David is the author and presenter of a new 6 hour PBS series entitled The Brain, which will air internationally in October 2015.
Barnes and Noble selected SUM as one of the Best Books of the Year.
David has won the Science Educator Award from the Society of Neuroscience.
The "umwelt" is the slice of an animal's ecosystem that it can sense. The rest is invisible....
Read a Q&A with David in New Scientist to find out his latest ideas and advice to young scientists.
What a wonderful shot of caffeine it was to find my childhood hero lauding my book in the New York Times.
Hear British rocker Jarvis Cocker read the short story "Descent of Species" from Sum.
I was recently asked to list ten books that have "inspired, moved, and enlightened" me. Here's my list:
Francis Crick, one of the premier biologists of the 20th century, passed away July 28, 2004, in San Diego. On his 88th birthday last June,&n
A few months ago I scanned a 3,000 mummy. What can (and can't) be concluded based on his perspicuously elongated skull shape, known as dolicocephy (el
I've had the good fortune to collaborate on stage a couple of times with author Philip Pullman.
We love NPR's Radiolab. If you haven't listened to it yet, you should. Check out several episodes featuring David's science or writing.
What could explain Anders Breivik's shooting attack in Oslo, Norway? While this is debated from the angles of politics, religion, and sociology, I wan
In the wake of the Aurora movie theater shooting, many people had the same questions: What kind of derangement is indicated by the horrific acts of Ja
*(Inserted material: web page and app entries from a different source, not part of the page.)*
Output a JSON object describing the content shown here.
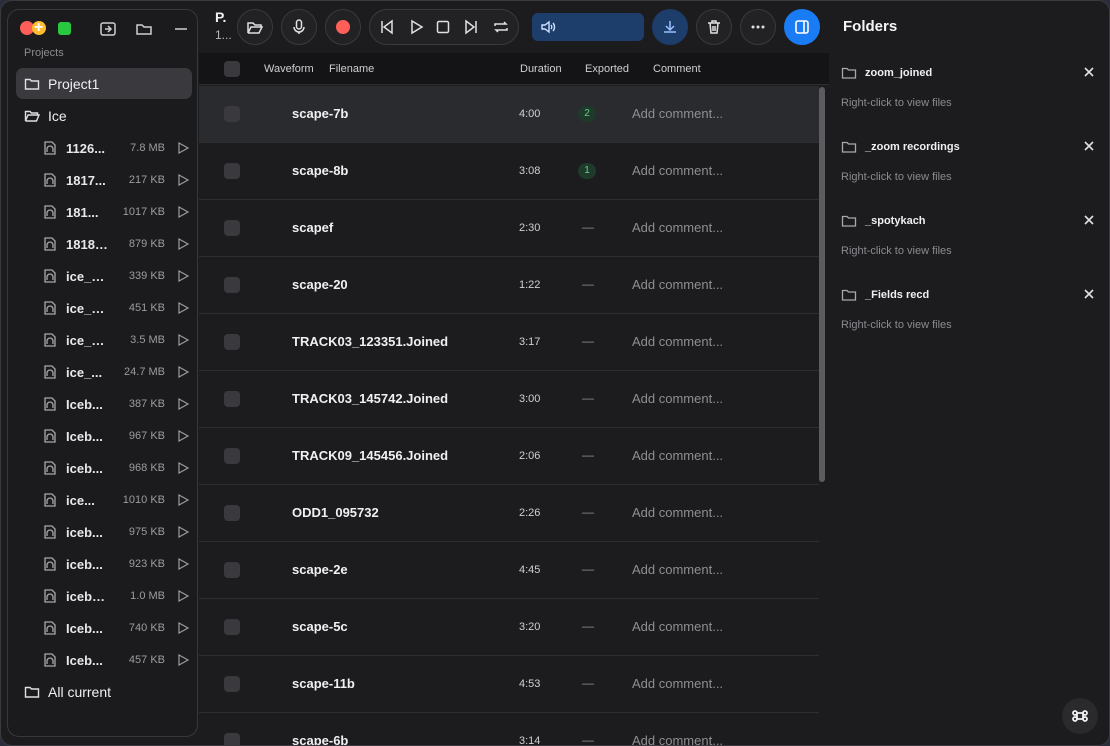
{
  "sidebar": {
    "section_label": "Projects",
    "projects": [
      {
        "label": "Project1",
        "active": true
      },
      {
        "label": "Ice",
        "active": false
      }
    ],
    "files": [
      {
        "name": "1126...",
        "size": "7.8 MB"
      },
      {
        "name": "1817...",
        "size": "217 KB"
      },
      {
        "name": "181...",
        "size": "1017 KB"
      },
      {
        "name": "18181...",
        "size": "879 KB"
      },
      {
        "name": "ice_b...",
        "size": "339 KB"
      },
      {
        "name": "ice_b...",
        "size": "451 KB"
      },
      {
        "name": "ice_b...",
        "size": "3.5 MB"
      },
      {
        "name": "ice_...",
        "size": "24.7 MB"
      },
      {
        "name": "Iceb...",
        "size": "387 KB"
      },
      {
        "name": "Iceb...",
        "size": "967 KB"
      },
      {
        "name": "iceb...",
        "size": "968 KB"
      },
      {
        "name": "ice...",
        "size": "1010 KB"
      },
      {
        "name": "iceb...",
        "size": "975 KB"
      },
      {
        "name": "iceb...",
        "size": "923 KB"
      },
      {
        "name": "icebo...",
        "size": "1.0 MB"
      },
      {
        "name": "Iceb...",
        "size": "740 KB"
      },
      {
        "name": "Iceb...",
        "size": "457 KB"
      }
    ],
    "footer_item": "All current"
  },
  "toolbar": {
    "project_title": "P.",
    "project_sub": "1..."
  },
  "table": {
    "headers": {
      "waveform": "Waveform",
      "filename": "Filename",
      "duration": "Duration",
      "exported": "Exported",
      "comment": "Comment"
    },
    "rows": [
      {
        "filename": "scape-7b",
        "duration": "4:00",
        "exported": "2",
        "comment": "Add comment...",
        "selected": true
      },
      {
        "filename": "scape-8b",
        "duration": "3:08",
        "exported": "1",
        "comment": "Add comment..."
      },
      {
        "filename": "scapef",
        "duration": "2:30",
        "exported": "—",
        "comment": "Add comment..."
      },
      {
        "filename": "scape-20",
        "duration": "1:22",
        "exported": "—",
        "comment": "Add comment..."
      },
      {
        "filename": "TRACK03_123351.Joined",
        "duration": "3:17",
        "exported": "—",
        "comment": "Add comment..."
      },
      {
        "filename": "TRACK03_145742.Joined",
        "duration": "3:00",
        "exported": "—",
        "comment": "Add comment..."
      },
      {
        "filename": "TRACK09_145456.Joined",
        "duration": "2:06",
        "exported": "—",
        "comment": "Add comment..."
      },
      {
        "filename": "ODD1_095732",
        "duration": "2:26",
        "exported": "—",
        "comment": "Add comment..."
      },
      {
        "filename": "scape-2e",
        "duration": "4:45",
        "exported": "—",
        "comment": "Add comment..."
      },
      {
        "filename": "scape-5c",
        "duration": "3:20",
        "exported": "—",
        "comment": "Add comment..."
      },
      {
        "filename": "scape-11b",
        "duration": "4:53",
        "exported": "—",
        "comment": "Add comment..."
      },
      {
        "filename": "scape-6b",
        "duration": "3:14",
        "exported": "—",
        "comment": "Add comment..."
      }
    ]
  },
  "folders_panel": {
    "title": "Folders",
    "hint": "Right-click to view files",
    "folders": [
      {
        "name": "zoom_joined"
      },
      {
        "name": "_zoom recordings"
      },
      {
        "name": "_spotykach"
      },
      {
        "name": "_Fields recd"
      }
    ]
  },
  "colors": {
    "accent_blue": "#1a7cf5",
    "record_red": "#ff5f57",
    "exported_badge": "#5fd08a"
  }
}
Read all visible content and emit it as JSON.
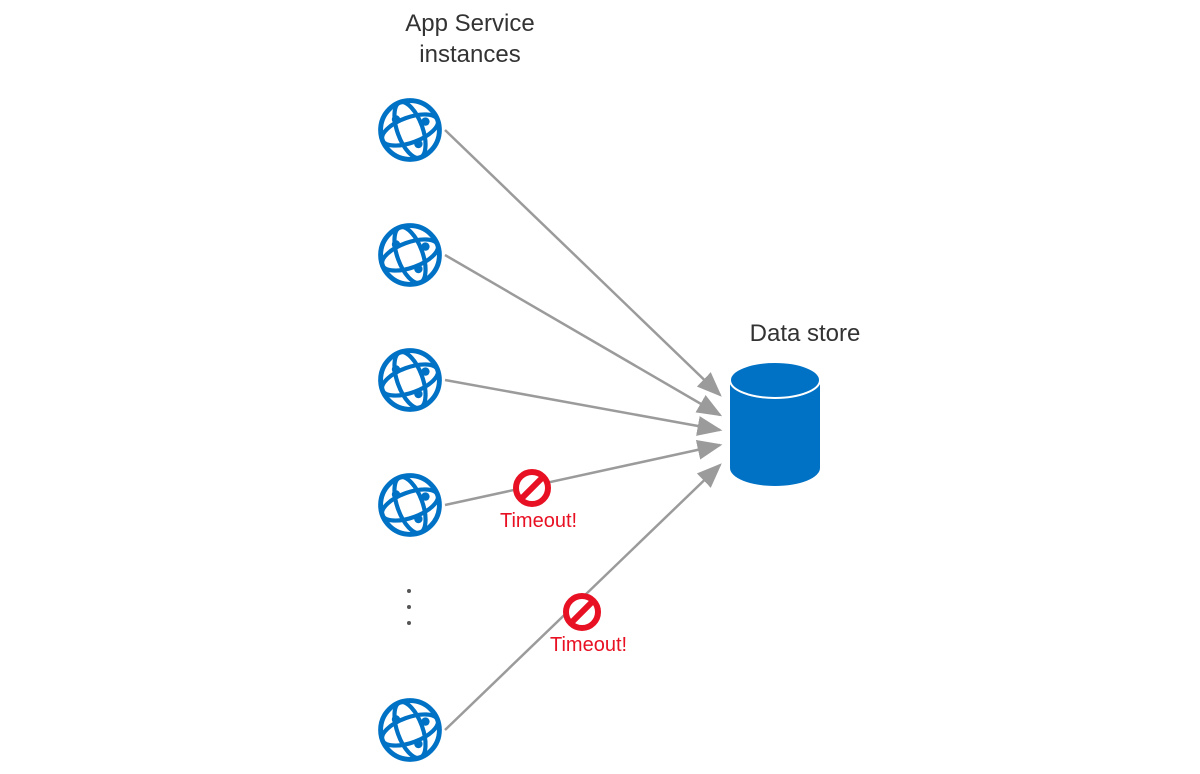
{
  "labels": {
    "app_service": "App Service\ninstances",
    "data_store": "Data store",
    "timeout1": "Timeout!",
    "timeout2": "Timeout!"
  },
  "colors": {
    "azure_blue": "#0072c6",
    "error_red": "#e81123",
    "arrow_gray": "#9b9b9b"
  },
  "diagram": {
    "source_instances": 5,
    "target": "datastore",
    "blocked_connections": [
      3,
      4
    ]
  }
}
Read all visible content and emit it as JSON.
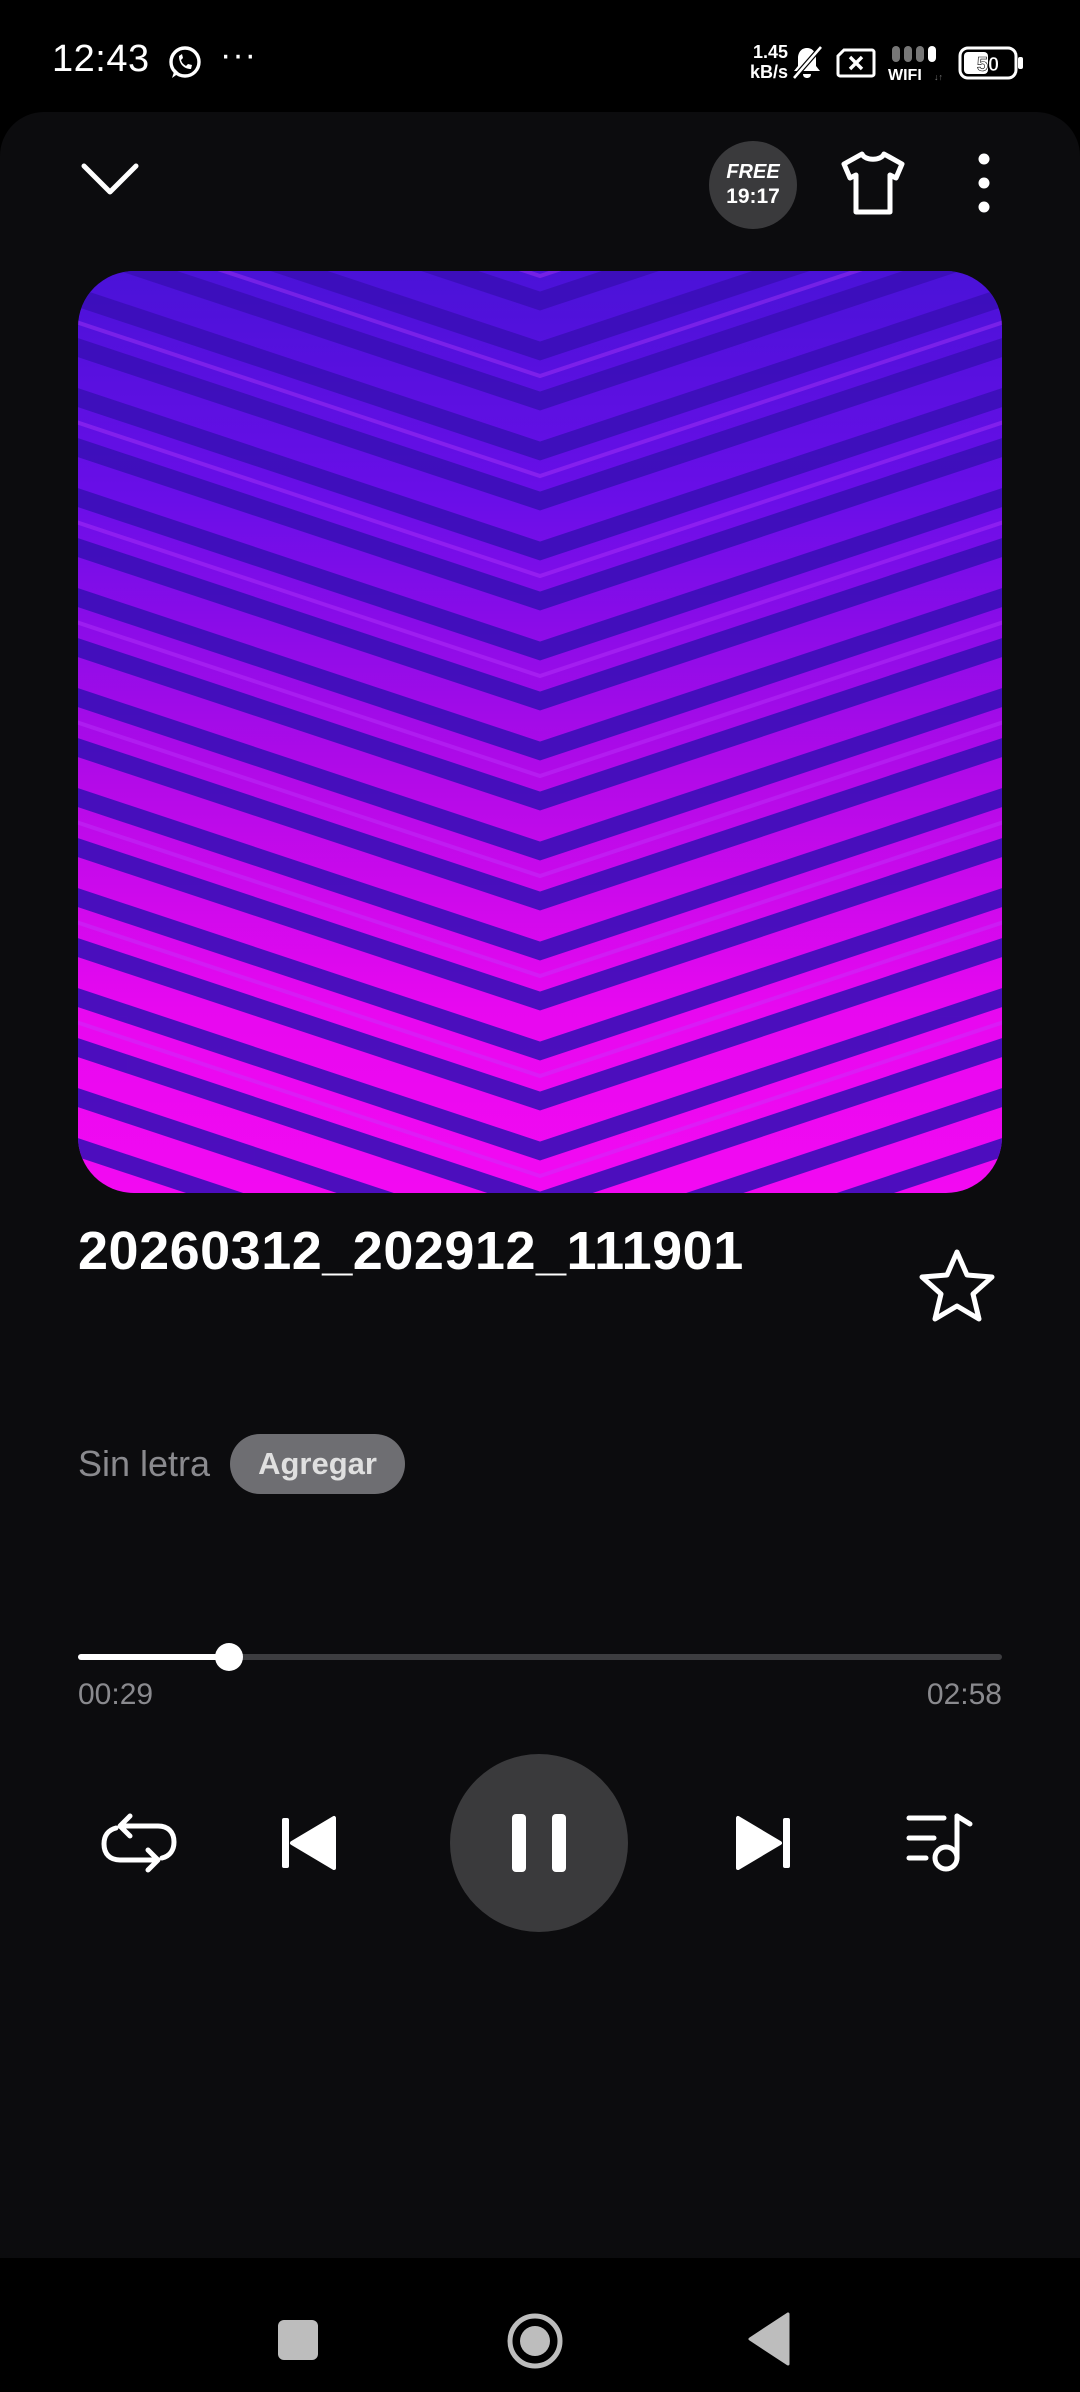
{
  "status_bar": {
    "time": "12:43",
    "more": "···",
    "speed_value": "1.45",
    "speed_unit": "kB/s",
    "wifi_label": "WIFI",
    "battery": "50",
    "icons": [
      "whatsapp-icon",
      "mute-icon",
      "sim-x-icon",
      "signal-icon",
      "battery-icon"
    ]
  },
  "header": {
    "icons": [
      "chevron-down-icon",
      "tshirt-icon",
      "more-vertical-icon"
    ],
    "free_badge": {
      "label": "FREE",
      "time": "19:17"
    }
  },
  "artwork": {
    "colors": {
      "top": "#4a12d8",
      "bottom": "#f209f2",
      "stripe": "#3b0fb8"
    }
  },
  "track": {
    "title": "20260312_202912_111901",
    "favorite_icon": "star-outline-icon"
  },
  "lyrics": {
    "no_lyrics": "Sin letra",
    "add_label": "Agregar"
  },
  "playback": {
    "current_time": "00:29",
    "total_time": "02:58",
    "progress_fraction": 0.163
  },
  "controls": {
    "icons": [
      "repeat-icon",
      "previous-icon",
      "pause-icon",
      "next-icon",
      "queue-icon"
    ]
  },
  "nav": {
    "icons": [
      "recents-icon",
      "home-icon",
      "back-icon"
    ]
  },
  "theme": {
    "background": "#0c0c0e",
    "accent": "#ffffff",
    "muted_text": "#8a8a8e"
  }
}
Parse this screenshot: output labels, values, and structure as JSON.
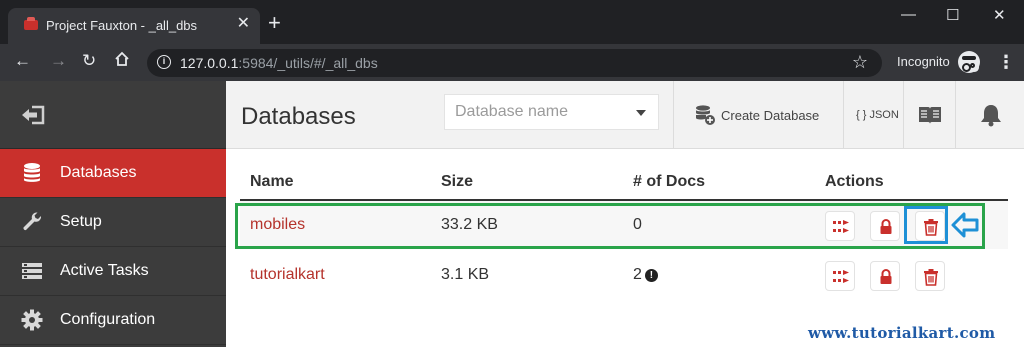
{
  "browser": {
    "tab_title": "Project Fauxton - _all_dbs",
    "tab_close": "✕",
    "new_tab": "+",
    "url_host": "127.0.0.1",
    "url_path": ":5984/_utils/#/_all_dbs",
    "incognito_label": "Incognito",
    "window_controls": {
      "minimize": "—",
      "maximize": "☐",
      "close": "✕"
    }
  },
  "sidebar": {
    "items": [
      {
        "label": "Databases",
        "icon": "database-icon",
        "active": true
      },
      {
        "label": "Setup",
        "icon": "wrench-icon",
        "active": false
      },
      {
        "label": "Active Tasks",
        "icon": "tasks-icon",
        "active": false
      },
      {
        "label": "Configuration",
        "icon": "gear-icon",
        "active": false
      }
    ]
  },
  "header": {
    "title": "Databases",
    "search_placeholder": "Database name",
    "create_label": "Create Database",
    "json_label": "{ } JSON"
  },
  "table": {
    "columns": [
      "Name",
      "Size",
      "# of Docs",
      "Actions"
    ],
    "rows": [
      {
        "name": "mobiles",
        "size": "33.2 KB",
        "docs": "0",
        "warning": false
      },
      {
        "name": "tutorialkart",
        "size": "3.1 KB",
        "docs": "2",
        "warning": true
      }
    ]
  },
  "watermark": "www.tutorialkart.com",
  "colors": {
    "accent_red": "#c9302c",
    "link_red": "#b5332c",
    "highlight_green": "#2aa44a",
    "highlight_blue": "#1e90d6",
    "sidebar_bg": "#3c3c3c"
  }
}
I had the pleasure of being profiled by my favorite magazine, The New Yorker. Read the article here.